Termites, mostly known to live in wood, have evolved over time, but is it possible to find termites in potted plants? They too now prefer the luxury of cozy, well-watered, and widely spaced environments. When you consider some aspects of termite behavior, they seem to be able to thrive in different habitats ranging from wood to clothes. But there’s also the question of whether they can exist in potted plants as well.
Termites In Potted Plants:
Potted plants are coined from two words – “pot” and “plant”. While soil is a must for the plants to grow, it can also be a breeding ground for some kinds of termites. Subterranean termites are the kinds that are most likely to live in potted plants if they choose to. All they need do is decide whether or not they should. That’s how determined that can be.
Do Termites Eat Plants?
Yes, termites will eat plants. Termites eat cellulose which is a plant-based material found in plants, wood, soil material, cardboard, clothing, and a bunch of other materials. Termites are some of the only insects that can actually digest cellulose which means they will eat and digest anything that contains this material.
These termite species are “shy” in nature, and enjoy the coolness of the earth (soil) by hiding underneath as though they were spies. They are usually harmless to the plants if non-woody, and do not eat them. However, should your potted plants begin to die without any obvious reason, then you can begin to suspect termites. That is because they sometimes attack the root of plants while burrowing, which can lead to the death of the entire plant. Find out more about why termites eat wood.
Signs That Termites Live In Your Potted Plant or Potting Soil
You can use these signs to figure out whether you’ve had your potted plant infested by termites.

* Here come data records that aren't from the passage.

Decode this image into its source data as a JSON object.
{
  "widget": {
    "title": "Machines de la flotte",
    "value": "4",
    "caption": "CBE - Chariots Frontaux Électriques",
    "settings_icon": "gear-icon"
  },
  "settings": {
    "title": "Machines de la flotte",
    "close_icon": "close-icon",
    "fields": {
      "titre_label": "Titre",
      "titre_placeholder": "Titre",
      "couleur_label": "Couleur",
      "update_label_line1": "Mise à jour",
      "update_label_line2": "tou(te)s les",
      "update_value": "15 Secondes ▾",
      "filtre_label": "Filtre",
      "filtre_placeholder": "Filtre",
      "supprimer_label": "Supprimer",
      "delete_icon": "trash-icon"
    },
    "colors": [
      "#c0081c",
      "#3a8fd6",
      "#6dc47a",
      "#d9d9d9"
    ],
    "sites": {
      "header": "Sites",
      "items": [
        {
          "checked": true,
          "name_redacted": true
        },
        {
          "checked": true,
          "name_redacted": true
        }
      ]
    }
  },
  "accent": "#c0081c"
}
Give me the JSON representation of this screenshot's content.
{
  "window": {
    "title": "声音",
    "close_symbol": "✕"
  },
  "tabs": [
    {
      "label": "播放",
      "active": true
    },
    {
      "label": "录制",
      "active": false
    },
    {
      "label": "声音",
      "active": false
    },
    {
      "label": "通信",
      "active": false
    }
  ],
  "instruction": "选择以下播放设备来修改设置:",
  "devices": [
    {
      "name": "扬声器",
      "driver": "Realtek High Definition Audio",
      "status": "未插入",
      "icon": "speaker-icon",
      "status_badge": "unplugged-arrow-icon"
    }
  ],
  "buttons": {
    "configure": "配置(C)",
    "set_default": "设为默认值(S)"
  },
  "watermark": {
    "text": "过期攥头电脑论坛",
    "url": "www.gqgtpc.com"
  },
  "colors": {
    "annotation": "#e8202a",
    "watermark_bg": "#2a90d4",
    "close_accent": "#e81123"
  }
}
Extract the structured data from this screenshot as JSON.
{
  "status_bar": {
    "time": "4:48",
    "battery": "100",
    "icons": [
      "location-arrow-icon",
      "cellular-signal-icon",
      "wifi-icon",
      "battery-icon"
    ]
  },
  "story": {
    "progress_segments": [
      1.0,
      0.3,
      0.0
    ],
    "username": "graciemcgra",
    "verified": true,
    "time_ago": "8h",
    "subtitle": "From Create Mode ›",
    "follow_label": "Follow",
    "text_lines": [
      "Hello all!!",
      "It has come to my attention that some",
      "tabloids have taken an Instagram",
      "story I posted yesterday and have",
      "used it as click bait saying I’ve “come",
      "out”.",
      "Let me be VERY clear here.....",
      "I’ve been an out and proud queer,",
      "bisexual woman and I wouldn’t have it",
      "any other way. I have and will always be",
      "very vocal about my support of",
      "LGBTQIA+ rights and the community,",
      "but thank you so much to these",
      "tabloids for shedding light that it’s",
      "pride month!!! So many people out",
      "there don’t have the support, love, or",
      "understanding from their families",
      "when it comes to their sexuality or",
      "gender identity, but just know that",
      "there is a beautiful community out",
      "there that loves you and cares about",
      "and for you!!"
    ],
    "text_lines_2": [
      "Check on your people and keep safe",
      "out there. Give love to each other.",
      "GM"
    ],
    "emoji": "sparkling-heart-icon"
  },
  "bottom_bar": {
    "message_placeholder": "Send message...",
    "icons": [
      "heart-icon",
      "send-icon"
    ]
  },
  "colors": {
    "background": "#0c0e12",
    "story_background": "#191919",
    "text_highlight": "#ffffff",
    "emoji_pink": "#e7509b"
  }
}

- The plants begin to wilt away
- Small holes appear on the surface of the soil
- Mud tubes around the pot. These are tunnels through which termites reach the pot and carry food out.
- Rotting of leaves; as termite infestation takes place, some parts of the plant are left malnourished
How to Keep Potted Plants Safe from Termite Attacks
If you’ve purchased a potted plant or have a house plant, it is best to keep them off the ground because termites have a thing for moist soil. These pests are very sensitive, and one would say they can detect the presence of potted plants from their secret hideout (underneath the ground). Termites will continue to bore holes until they get into your pots and that can leave your pot damaged or destroyed.
You also want to avoid termite infestation on your potted plants by fixing leaks, filling up wall cracks, getting rid of old books, newspapers, and other items known to attract termites. You can also apply neem oil to the plants from time to time, as it keeps them healthy while driving pests away.
In extreme cases, another option would be to throw out the content of the pot entirely and start a new house plant. While you can still preserve your plant, do not immediately move to replace the soil without proper inspection. Proceed to treat the pot with an insecticide after properly inspecting, then wash with clean water and detergent.
By understanding the signs of termite activity, it will help to keep you aware of infestations and more protected.
Final Thoughts On Termites And Potted Plants
Termites are first attracted to potted plants by the moisture they contain. They burrow themselves in, thereby creating holes in the pot before initiating an attack on root parts. Several methods of managing them exist and you can use them to protect your potted plant. Termites in potted plants aren’t safe for your home as well as your plants! So you need to act quickly! Check out other termite guides!